He said Rocky had become scared by the noise of the trains on this occasion, but had since been examined by an expert and found to pose no danger in calmer conditions.
Rocky was found to be a prohibited breed of American pit bull, but Mr Johnson said the expert had found him not to be a particularly dangerous example.
On behalf of his client, Mr Johnson asked judges to overturn the destruction order, and to reduce an eight-year ban on keeping a dog imposed on Jobe. He said friends of Jobe would look after the animal until Jobe was out of prison and had completed his ban.
But judges said there was too much confusion as to who would look after the dog before Jobe got out of jail.

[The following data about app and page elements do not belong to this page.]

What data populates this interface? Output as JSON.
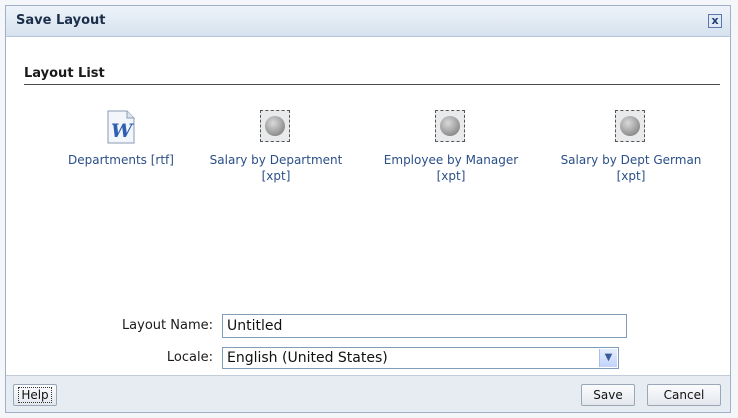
{
  "dialog": {
    "title": "Save Layout",
    "close_label": "x"
  },
  "layout_list": {
    "heading": "Layout List",
    "items": [
      {
        "label": "Departments [rtf]",
        "icon": "word-document-icon"
      },
      {
        "label": "Salary by Department [xpt]",
        "icon": "globe-icon"
      },
      {
        "label": "Employee by Manager [xpt]",
        "icon": "globe-icon"
      },
      {
        "label": "Salary by Dept German [xpt]",
        "icon": "globe-icon"
      }
    ]
  },
  "form": {
    "layout_name_label": "Layout Name:",
    "layout_name_value": "Untitled",
    "locale_label": "Locale:",
    "locale_value": "English (United States)"
  },
  "footer": {
    "help_label": "Help",
    "save_label": "Save",
    "cancel_label": "Cancel"
  },
  "colors": {
    "link": "#2a4f87",
    "titlebar": "#d6e2ef"
  }
}
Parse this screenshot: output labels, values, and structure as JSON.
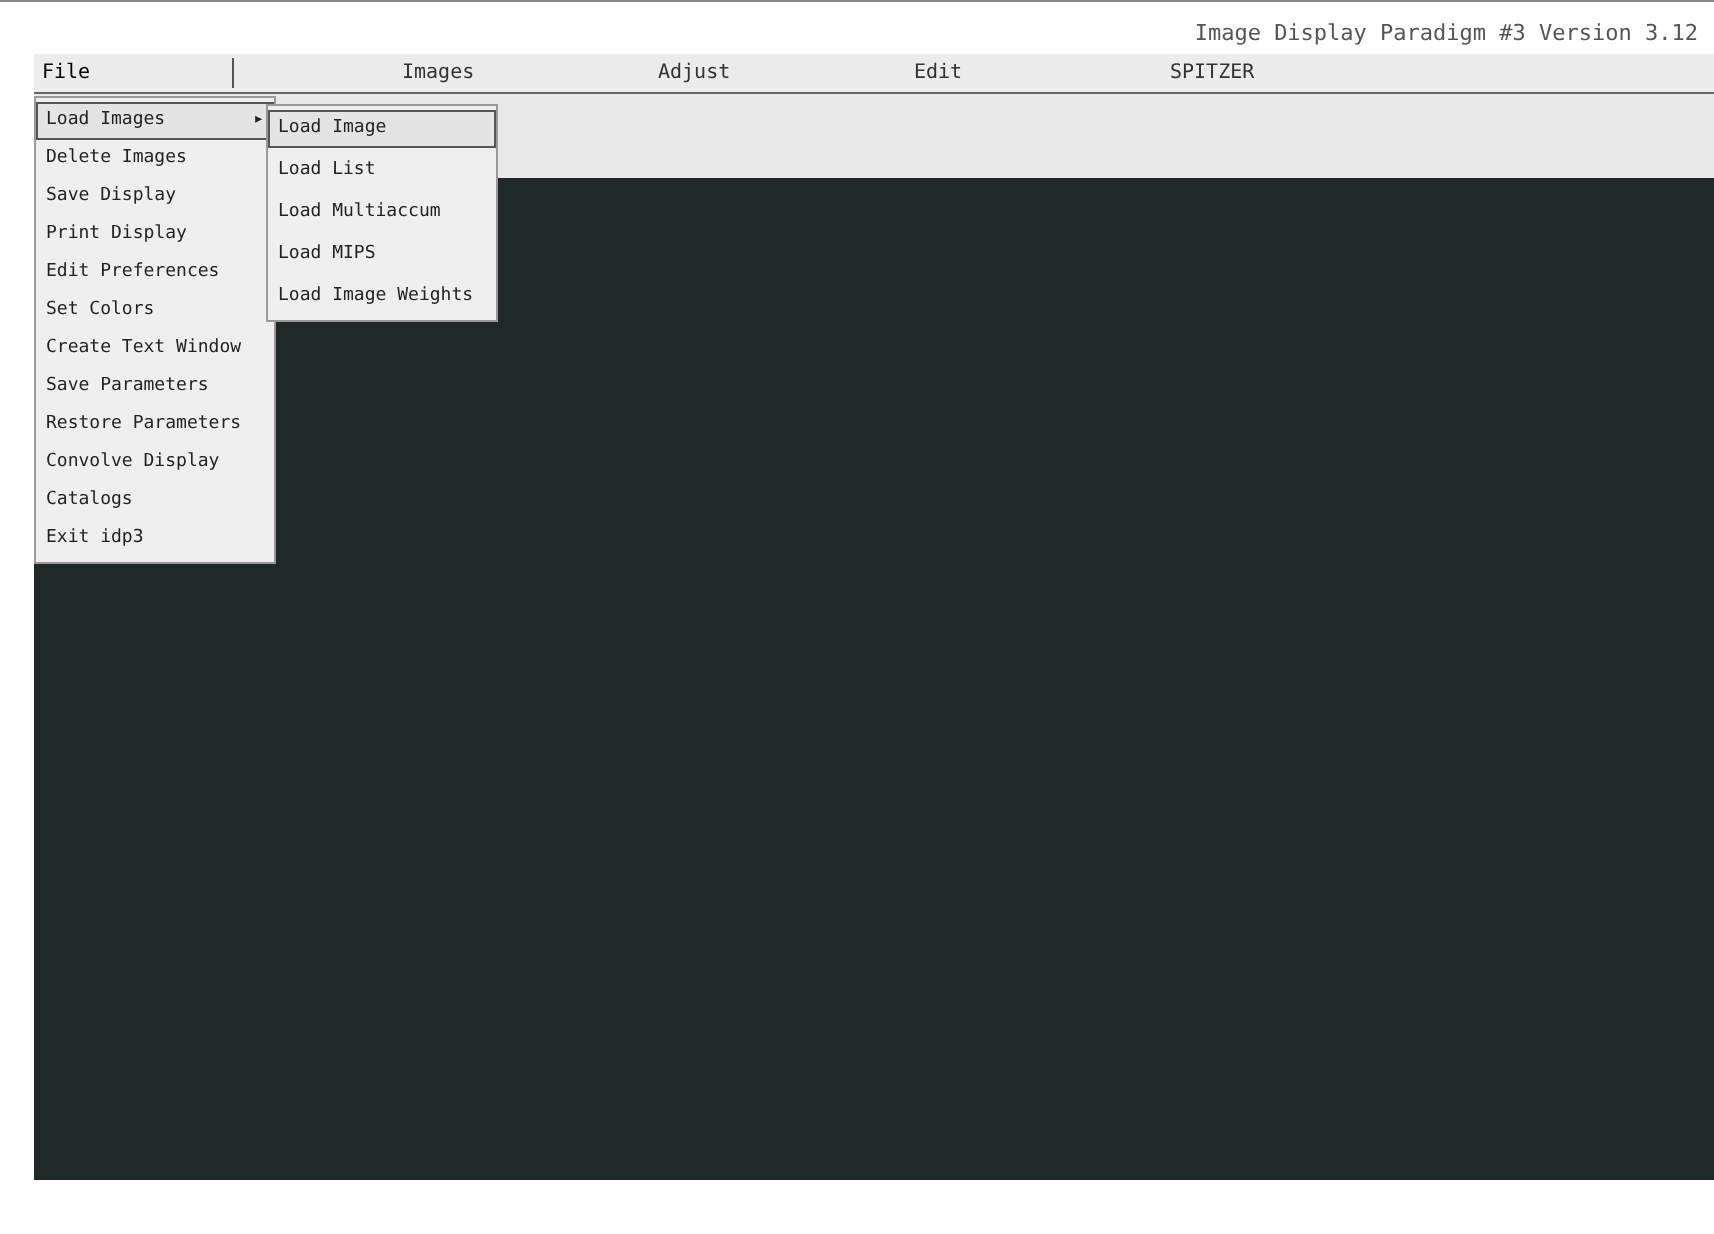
{
  "window": {
    "title": "Image Display Paradigm #3 Version 3.12"
  },
  "menubar": [
    {
      "label": "File",
      "selected": true
    },
    {
      "label": "Images",
      "selected": false
    },
    {
      "label": "Adjust",
      "selected": false
    },
    {
      "label": "Edit",
      "selected": false
    },
    {
      "label": "SPITZER",
      "selected": false
    }
  ],
  "file_menu": [
    {
      "label": "Load Images",
      "submenu": "▸",
      "selected": true
    },
    {
      "label": "Delete Images",
      "selected": false
    },
    {
      "label": "Save Display",
      "selected": false
    },
    {
      "label": "Print Display",
      "selected": false
    },
    {
      "label": "Edit Preferences",
      "selected": false
    },
    {
      "label": "Set Colors",
      "selected": false
    },
    {
      "label": "Create Text Window",
      "selected": false
    },
    {
      "label": "Save Parameters",
      "selected": false
    },
    {
      "label": "Restore Parameters",
      "selected": false
    },
    {
      "label": "Convolve Display",
      "selected": false
    },
    {
      "label": "Catalogs",
      "selected": false
    },
    {
      "label": "Exit idp3",
      "selected": false
    }
  ],
  "load_submenu": [
    {
      "label": "Load Image",
      "selected": true
    },
    {
      "label": "Load List",
      "selected": false
    },
    {
      "label": "Load Multiaccum",
      "selected": false
    },
    {
      "label": "Load MIPS",
      "selected": false
    },
    {
      "label": "Load Image Weights",
      "selected": false
    }
  ]
}
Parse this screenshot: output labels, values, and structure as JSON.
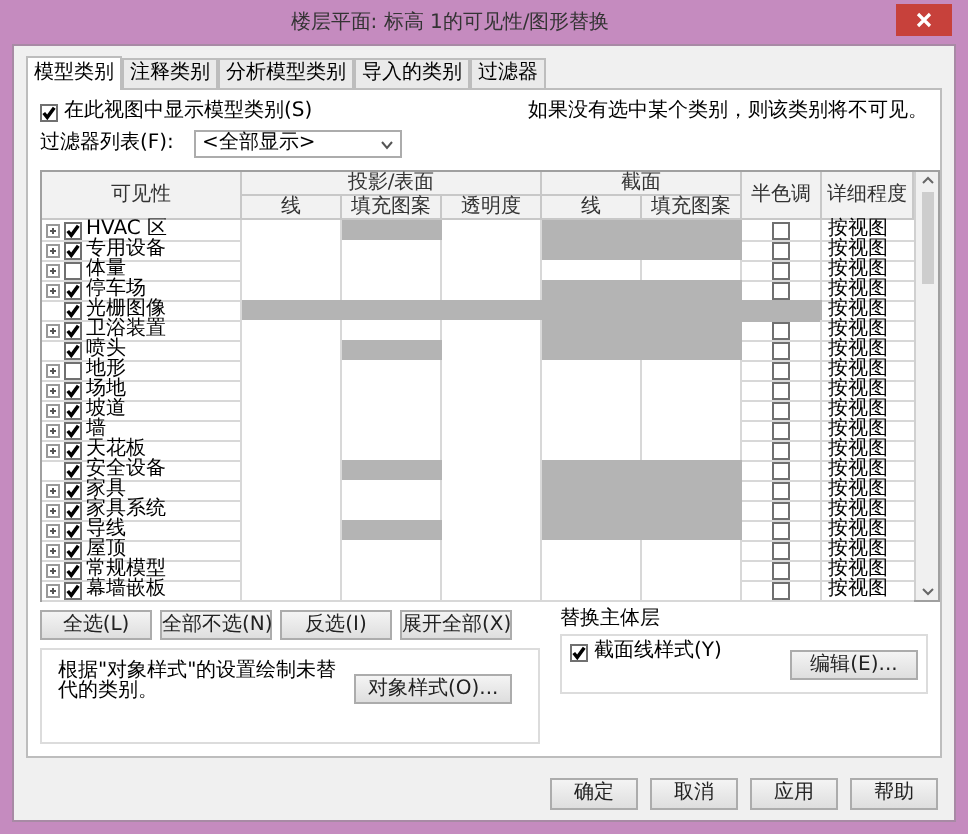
{
  "window": {
    "title": "楼层平面: 标高 1的可见性/图形替换"
  },
  "tabs": [
    {
      "label": "模型类别",
      "selected": true
    },
    {
      "label": "注释类别",
      "selected": false
    },
    {
      "label": "分析模型类别",
      "selected": false
    },
    {
      "label": "导入的类别",
      "selected": false
    },
    {
      "label": "过滤器",
      "selected": false
    }
  ],
  "show_categories": {
    "label": "在此视图中显示模型类别(S)",
    "checked": true
  },
  "hint": "如果没有选中某个类别，则该类别将不可见。",
  "filter": {
    "label": "过滤器列表(F):",
    "value": "<全部显示>"
  },
  "table": {
    "columns": {
      "visibility": "可见性",
      "projection": "投影/表面",
      "projection_sub": [
        "线",
        "填充图案",
        "透明度"
      ],
      "cut": "截面",
      "cut_sub": [
        "线",
        "填充图案"
      ],
      "halftone": "半色调",
      "detail": "详细程度"
    },
    "rows": [
      {
        "name": "HVAC 区",
        "expandable": true,
        "visible": true,
        "cells": [
          {
            "disabled": false
          },
          {
            "disabled": true
          },
          {
            "disabled": false
          },
          {
            "disabled": true
          },
          {
            "disabled": true
          }
        ],
        "halftone": {
          "disabled": false,
          "checked": false
        },
        "detail": "按视图"
      },
      {
        "name": "专用设备",
        "expandable": true,
        "visible": true,
        "cells": [
          {
            "disabled": false
          },
          {
            "disabled": false
          },
          {
            "disabled": false
          },
          {
            "disabled": true
          },
          {
            "disabled": true
          }
        ],
        "halftone": {
          "disabled": false,
          "checked": false
        },
        "detail": "按视图"
      },
      {
        "name": "体量",
        "expandable": true,
        "visible": false,
        "cells": [
          {
            "disabled": false
          },
          {
            "disabled": false
          },
          {
            "disabled": false
          },
          {
            "disabled": false
          },
          {
            "disabled": false
          }
        ],
        "halftone": {
          "disabled": false,
          "checked": false
        },
        "detail": "按视图"
      },
      {
        "name": "停车场",
        "expandable": true,
        "visible": true,
        "cells": [
          {
            "disabled": false
          },
          {
            "disabled": false
          },
          {
            "disabled": false
          },
          {
            "disabled": true
          },
          {
            "disabled": true
          }
        ],
        "halftone": {
          "disabled": false,
          "checked": false
        },
        "detail": "按视图"
      },
      {
        "name": "光栅图像",
        "expandable": false,
        "visible": true,
        "cells": [
          {
            "disabled": true
          },
          {
            "disabled": true
          },
          {
            "disabled": true
          },
          {
            "disabled": true
          },
          {
            "disabled": true
          }
        ],
        "halftone": {
          "disabled": true
        },
        "detail": "按视图"
      },
      {
        "name": "卫浴装置",
        "expandable": true,
        "visible": true,
        "cells": [
          {
            "disabled": false
          },
          {
            "disabled": false
          },
          {
            "disabled": false
          },
          {
            "disabled": true
          },
          {
            "disabled": true
          }
        ],
        "halftone": {
          "disabled": false,
          "checked": false
        },
        "detail": "按视图"
      },
      {
        "name": "喷头",
        "expandable": false,
        "visible": true,
        "cells": [
          {
            "disabled": false
          },
          {
            "disabled": true
          },
          {
            "disabled": false
          },
          {
            "disabled": true
          },
          {
            "disabled": true
          }
        ],
        "halftone": {
          "disabled": false,
          "checked": false
        },
        "detail": "按视图"
      },
      {
        "name": "地形",
        "expandable": true,
        "visible": false,
        "cells": [
          {
            "disabled": false
          },
          {
            "disabled": false
          },
          {
            "disabled": false
          },
          {
            "disabled": false
          },
          {
            "disabled": false
          }
        ],
        "halftone": {
          "disabled": false,
          "checked": false
        },
        "detail": "按视图"
      },
      {
        "name": "场地",
        "expandable": true,
        "visible": true,
        "cells": [
          {
            "disabled": false
          },
          {
            "disabled": false
          },
          {
            "disabled": false
          },
          {
            "disabled": false
          },
          {
            "disabled": false
          }
        ],
        "halftone": {
          "disabled": false,
          "checked": false
        },
        "detail": "按视图"
      },
      {
        "name": "坡道",
        "expandable": true,
        "visible": true,
        "cells": [
          {
            "disabled": false
          },
          {
            "disabled": false
          },
          {
            "disabled": false
          },
          {
            "disabled": false
          },
          {
            "disabled": false
          }
        ],
        "halftone": {
          "disabled": false,
          "checked": false
        },
        "detail": "按视图"
      },
      {
        "name": "墙",
        "expandable": true,
        "visible": true,
        "cells": [
          {
            "disabled": false
          },
          {
            "disabled": false
          },
          {
            "disabled": false
          },
          {
            "disabled": false
          },
          {
            "disabled": false
          }
        ],
        "halftone": {
          "disabled": false,
          "checked": false
        },
        "detail": "按视图"
      },
      {
        "name": "天花板",
        "expandable": true,
        "visible": true,
        "cells": [
          {
            "disabled": false
          },
          {
            "disabled": false
          },
          {
            "disabled": false
          },
          {
            "disabled": false
          },
          {
            "disabled": false
          }
        ],
        "halftone": {
          "disabled": false,
          "checked": false
        },
        "detail": "按视图"
      },
      {
        "name": "安全设备",
        "expandable": false,
        "visible": true,
        "cells": [
          {
            "disabled": false
          },
          {
            "disabled": true
          },
          {
            "disabled": false
          },
          {
            "disabled": true
          },
          {
            "disabled": true
          }
        ],
        "halftone": {
          "disabled": false,
          "checked": false
        },
        "detail": "按视图"
      },
      {
        "name": "家具",
        "expandable": true,
        "visible": true,
        "cells": [
          {
            "disabled": false
          },
          {
            "disabled": false
          },
          {
            "disabled": false
          },
          {
            "disabled": true
          },
          {
            "disabled": true
          }
        ],
        "halftone": {
          "disabled": false,
          "checked": false
        },
        "detail": "按视图"
      },
      {
        "name": "家具系统",
        "expandable": true,
        "visible": true,
        "cells": [
          {
            "disabled": false
          },
          {
            "disabled": false
          },
          {
            "disabled": false
          },
          {
            "disabled": true
          },
          {
            "disabled": true
          }
        ],
        "halftone": {
          "disabled": false,
          "checked": false
        },
        "detail": "按视图"
      },
      {
        "name": "导线",
        "expandable": true,
        "visible": true,
        "cells": [
          {
            "disabled": false
          },
          {
            "disabled": true
          },
          {
            "disabled": false
          },
          {
            "disabled": true
          },
          {
            "disabled": true
          }
        ],
        "halftone": {
          "disabled": false,
          "checked": false
        },
        "detail": "按视图"
      },
      {
        "name": "屋顶",
        "expandable": true,
        "visible": true,
        "cells": [
          {
            "disabled": false
          },
          {
            "disabled": false
          },
          {
            "disabled": false
          },
          {
            "disabled": false
          },
          {
            "disabled": false
          }
        ],
        "halftone": {
          "disabled": false,
          "checked": false
        },
        "detail": "按视图"
      },
      {
        "name": "常规模型",
        "expandable": true,
        "visible": true,
        "cells": [
          {
            "disabled": false
          },
          {
            "disabled": false
          },
          {
            "disabled": false
          },
          {
            "disabled": false
          },
          {
            "disabled": false
          }
        ],
        "halftone": {
          "disabled": false,
          "checked": false
        },
        "detail": "按视图"
      },
      {
        "name": "幕墙嵌板",
        "expandable": true,
        "visible": true,
        "cells": [
          {
            "disabled": false
          },
          {
            "disabled": false
          },
          {
            "disabled": false
          },
          {
            "disabled": false
          },
          {
            "disabled": false
          }
        ],
        "halftone": {
          "disabled": false,
          "checked": false
        },
        "detail": "按视图"
      }
    ]
  },
  "table_buttons": [
    "全选(L)",
    "全部不选(N)",
    "反选(I)",
    "展开全部(X)"
  ],
  "object_styles": {
    "text": "根据\"对象样式\"的设置绘制未替代的类别。",
    "button": "对象样式(O)..."
  },
  "host_layers": {
    "title": "替换主体层",
    "checkbox": {
      "label": "截面线样式(Y)",
      "checked": true
    },
    "button": "编辑(E)..."
  },
  "footer_buttons": [
    "确定",
    "取消",
    "应用",
    "帮助"
  ]
}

Judge Jacobs, sitting with Lord Justice Aikens and Mr Justice Openshaw, told the court: “We have given very anxious consideration to this matter and have come to the conclusion that the proposals set out are not sufficiently realistic to enable us to act on them.
“The behaviour of this dog fully justifies its destruction, but, whilst the applicant’s record fully justifies some prohibition on his keeping a dog, taking everything into account we feel that eight years is too long.
“Therefore we substitute a prohibition for five years.”